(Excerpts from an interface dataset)
━━━━━━━━━━

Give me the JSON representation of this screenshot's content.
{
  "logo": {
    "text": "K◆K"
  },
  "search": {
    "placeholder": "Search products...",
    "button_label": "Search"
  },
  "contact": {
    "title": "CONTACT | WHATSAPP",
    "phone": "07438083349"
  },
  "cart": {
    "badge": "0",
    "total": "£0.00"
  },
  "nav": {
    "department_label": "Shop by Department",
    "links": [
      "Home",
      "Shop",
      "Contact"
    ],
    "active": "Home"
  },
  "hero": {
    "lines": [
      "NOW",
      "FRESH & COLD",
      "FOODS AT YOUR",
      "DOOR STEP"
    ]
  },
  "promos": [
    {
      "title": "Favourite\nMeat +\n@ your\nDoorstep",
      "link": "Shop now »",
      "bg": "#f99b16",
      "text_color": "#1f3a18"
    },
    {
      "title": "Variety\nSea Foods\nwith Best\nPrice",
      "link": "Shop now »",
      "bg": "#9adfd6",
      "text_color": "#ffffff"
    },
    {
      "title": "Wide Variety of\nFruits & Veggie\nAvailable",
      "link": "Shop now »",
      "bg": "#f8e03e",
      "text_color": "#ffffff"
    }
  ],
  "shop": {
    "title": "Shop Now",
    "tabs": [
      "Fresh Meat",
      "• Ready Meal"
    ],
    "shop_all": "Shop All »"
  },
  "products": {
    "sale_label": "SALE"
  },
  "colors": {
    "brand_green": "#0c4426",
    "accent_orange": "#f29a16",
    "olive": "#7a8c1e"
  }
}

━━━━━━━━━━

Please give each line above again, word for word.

Response to the exercise ▸
Give me the JSON representation of this screenshot's content.
{
  "logo": {
    "text": "K◆K"
  },
  "search": {
    "placeholder": "Search products...",
    "button_label": "Search"
  },
  "contact": {
    "title": "CONTACT | WHATSAPP",
    "phone": "07438083349"
  },
  "cart": {
    "badge": "0",
    "total": "£0.00"
  },
  "nav": {
    "department_label": "Shop by Department",
    "links": [
      "Home",
      "Shop",
      "Contact"
    ],
    "active": "Home"
  },
  "hero": {
    "lines": [
      "NOW",
      "FRESH & COLD",
      "FOODS AT YOUR",
      "DOOR STEP"
    ]
  },
  "promos": [
    {
      "title": "Favourite\nMeat +\n@ your\nDoorstep",
      "link": "Shop now »",
      "bg": "#f99b16",
      "text_color": "#1f3a18"
    },
    {
      "title": "Variety\nSea Foods\nwith Best\nPrice",
      "link": "Shop now »",
      "bg": "#9adfd6",
      "text_color": "#ffffff"
    },
    {
      "title": "Wide Variety of\nFruits & Veggie\nAvailable",
      "link": "Shop now »",
      "bg": "#f8e03e",
      "text_color": "#ffffff"
    }
  ],
  "shop": {
    "title": "Shop Now",
    "tabs": [
      "Fresh Meat",
      "• Ready Meal"
    ],
    "shop_all": "Shop All »"
  },
  "products": {
    "sale_label": "SALE"
  },
  "colors": {
    "brand_green": "#0c4426",
    "accent_orange": "#f29a16",
    "olive": "#7a8c1e"
  }
}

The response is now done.